▶ What you will do: Once every line in the data that follows has been checked for the word "this", give only the number of lines that hold it.

[Excerpts from an interface dataset]
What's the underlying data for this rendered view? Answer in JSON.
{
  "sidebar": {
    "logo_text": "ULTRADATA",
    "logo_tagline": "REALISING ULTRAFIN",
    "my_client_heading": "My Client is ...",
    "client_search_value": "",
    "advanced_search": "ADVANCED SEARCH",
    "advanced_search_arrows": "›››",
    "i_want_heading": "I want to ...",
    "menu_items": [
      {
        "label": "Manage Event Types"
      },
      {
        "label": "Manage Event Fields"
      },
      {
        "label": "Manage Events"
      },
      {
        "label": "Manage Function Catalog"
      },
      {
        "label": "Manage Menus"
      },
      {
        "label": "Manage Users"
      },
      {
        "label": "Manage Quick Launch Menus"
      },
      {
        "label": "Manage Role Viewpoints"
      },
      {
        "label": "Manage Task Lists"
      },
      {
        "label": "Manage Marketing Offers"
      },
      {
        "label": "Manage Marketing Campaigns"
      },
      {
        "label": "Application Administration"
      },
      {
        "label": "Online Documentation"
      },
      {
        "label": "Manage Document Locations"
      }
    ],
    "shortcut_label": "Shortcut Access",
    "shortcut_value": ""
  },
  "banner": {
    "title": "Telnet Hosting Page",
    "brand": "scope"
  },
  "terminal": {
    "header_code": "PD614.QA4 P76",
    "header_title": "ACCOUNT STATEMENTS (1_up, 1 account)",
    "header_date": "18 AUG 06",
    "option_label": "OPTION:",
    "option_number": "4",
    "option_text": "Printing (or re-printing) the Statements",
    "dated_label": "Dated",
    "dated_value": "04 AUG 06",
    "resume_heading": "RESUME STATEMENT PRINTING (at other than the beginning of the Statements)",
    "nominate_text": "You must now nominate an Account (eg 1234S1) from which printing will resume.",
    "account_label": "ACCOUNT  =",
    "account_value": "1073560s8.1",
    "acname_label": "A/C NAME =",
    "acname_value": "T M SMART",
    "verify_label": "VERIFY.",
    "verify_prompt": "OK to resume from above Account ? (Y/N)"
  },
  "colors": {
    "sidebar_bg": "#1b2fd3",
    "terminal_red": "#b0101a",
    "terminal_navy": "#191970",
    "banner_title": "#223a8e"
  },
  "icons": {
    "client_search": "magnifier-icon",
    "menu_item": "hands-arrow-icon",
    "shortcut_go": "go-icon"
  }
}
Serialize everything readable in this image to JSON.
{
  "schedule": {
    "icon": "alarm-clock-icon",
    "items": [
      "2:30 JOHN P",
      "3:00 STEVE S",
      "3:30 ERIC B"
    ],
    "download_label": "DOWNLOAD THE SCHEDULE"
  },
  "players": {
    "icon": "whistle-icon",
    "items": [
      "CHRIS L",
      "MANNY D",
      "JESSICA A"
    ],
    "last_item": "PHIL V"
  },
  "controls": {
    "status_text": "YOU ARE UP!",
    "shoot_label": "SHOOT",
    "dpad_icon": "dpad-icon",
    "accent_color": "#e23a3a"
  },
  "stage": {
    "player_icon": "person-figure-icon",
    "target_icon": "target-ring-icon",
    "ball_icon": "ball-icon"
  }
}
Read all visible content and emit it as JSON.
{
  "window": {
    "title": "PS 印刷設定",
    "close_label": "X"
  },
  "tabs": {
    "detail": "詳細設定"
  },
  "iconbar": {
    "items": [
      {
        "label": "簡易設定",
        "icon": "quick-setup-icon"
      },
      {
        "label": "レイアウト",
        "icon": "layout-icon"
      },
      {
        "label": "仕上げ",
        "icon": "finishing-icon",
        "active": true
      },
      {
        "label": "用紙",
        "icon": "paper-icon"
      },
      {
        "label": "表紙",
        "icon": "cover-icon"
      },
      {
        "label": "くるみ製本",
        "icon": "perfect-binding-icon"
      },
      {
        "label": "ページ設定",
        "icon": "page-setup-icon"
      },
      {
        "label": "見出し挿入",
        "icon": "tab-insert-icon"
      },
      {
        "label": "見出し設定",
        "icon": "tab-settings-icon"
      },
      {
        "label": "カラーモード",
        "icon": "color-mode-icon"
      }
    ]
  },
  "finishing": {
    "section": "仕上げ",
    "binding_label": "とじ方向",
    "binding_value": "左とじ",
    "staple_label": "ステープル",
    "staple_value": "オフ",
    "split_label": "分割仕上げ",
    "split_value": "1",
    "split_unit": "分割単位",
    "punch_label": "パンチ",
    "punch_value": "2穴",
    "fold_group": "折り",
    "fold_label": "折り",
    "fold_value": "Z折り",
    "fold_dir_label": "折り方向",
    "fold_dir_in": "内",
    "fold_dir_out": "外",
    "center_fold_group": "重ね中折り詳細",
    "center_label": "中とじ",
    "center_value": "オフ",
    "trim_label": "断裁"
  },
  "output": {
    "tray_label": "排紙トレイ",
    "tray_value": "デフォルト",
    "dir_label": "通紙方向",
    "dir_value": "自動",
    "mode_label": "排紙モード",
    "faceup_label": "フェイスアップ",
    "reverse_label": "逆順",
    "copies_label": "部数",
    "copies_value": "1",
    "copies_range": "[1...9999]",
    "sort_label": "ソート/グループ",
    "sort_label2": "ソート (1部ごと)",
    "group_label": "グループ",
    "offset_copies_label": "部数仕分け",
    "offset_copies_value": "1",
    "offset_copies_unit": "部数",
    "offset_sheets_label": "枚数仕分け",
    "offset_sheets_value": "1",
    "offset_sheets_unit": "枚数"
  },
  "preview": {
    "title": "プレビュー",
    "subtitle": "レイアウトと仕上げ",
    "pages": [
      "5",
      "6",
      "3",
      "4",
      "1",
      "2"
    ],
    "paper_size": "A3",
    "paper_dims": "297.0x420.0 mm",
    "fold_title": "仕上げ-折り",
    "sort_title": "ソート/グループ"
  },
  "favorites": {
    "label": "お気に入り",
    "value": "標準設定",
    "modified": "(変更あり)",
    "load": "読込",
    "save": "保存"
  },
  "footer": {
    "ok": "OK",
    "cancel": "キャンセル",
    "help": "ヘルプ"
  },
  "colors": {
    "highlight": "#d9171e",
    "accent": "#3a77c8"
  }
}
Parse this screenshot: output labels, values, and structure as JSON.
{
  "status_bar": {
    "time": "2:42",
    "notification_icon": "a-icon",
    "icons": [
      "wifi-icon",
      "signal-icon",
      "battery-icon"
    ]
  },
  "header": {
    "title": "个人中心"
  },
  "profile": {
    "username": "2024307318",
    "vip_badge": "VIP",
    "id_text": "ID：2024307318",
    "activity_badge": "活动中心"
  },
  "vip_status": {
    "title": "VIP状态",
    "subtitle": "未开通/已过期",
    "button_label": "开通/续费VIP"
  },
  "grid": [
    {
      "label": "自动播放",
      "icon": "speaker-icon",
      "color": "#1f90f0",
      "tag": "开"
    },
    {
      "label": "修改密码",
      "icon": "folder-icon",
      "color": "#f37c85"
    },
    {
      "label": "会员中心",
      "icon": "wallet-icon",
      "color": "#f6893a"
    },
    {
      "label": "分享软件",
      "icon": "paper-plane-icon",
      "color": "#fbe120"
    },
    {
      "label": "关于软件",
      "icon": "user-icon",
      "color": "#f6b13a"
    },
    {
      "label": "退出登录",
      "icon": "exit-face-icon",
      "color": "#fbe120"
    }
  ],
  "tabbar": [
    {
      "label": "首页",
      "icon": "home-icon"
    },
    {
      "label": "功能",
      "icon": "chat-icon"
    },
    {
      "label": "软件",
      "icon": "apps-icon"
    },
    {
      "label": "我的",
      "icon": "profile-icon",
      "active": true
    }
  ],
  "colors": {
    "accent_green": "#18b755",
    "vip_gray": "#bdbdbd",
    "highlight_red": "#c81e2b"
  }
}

▶ Solution: 3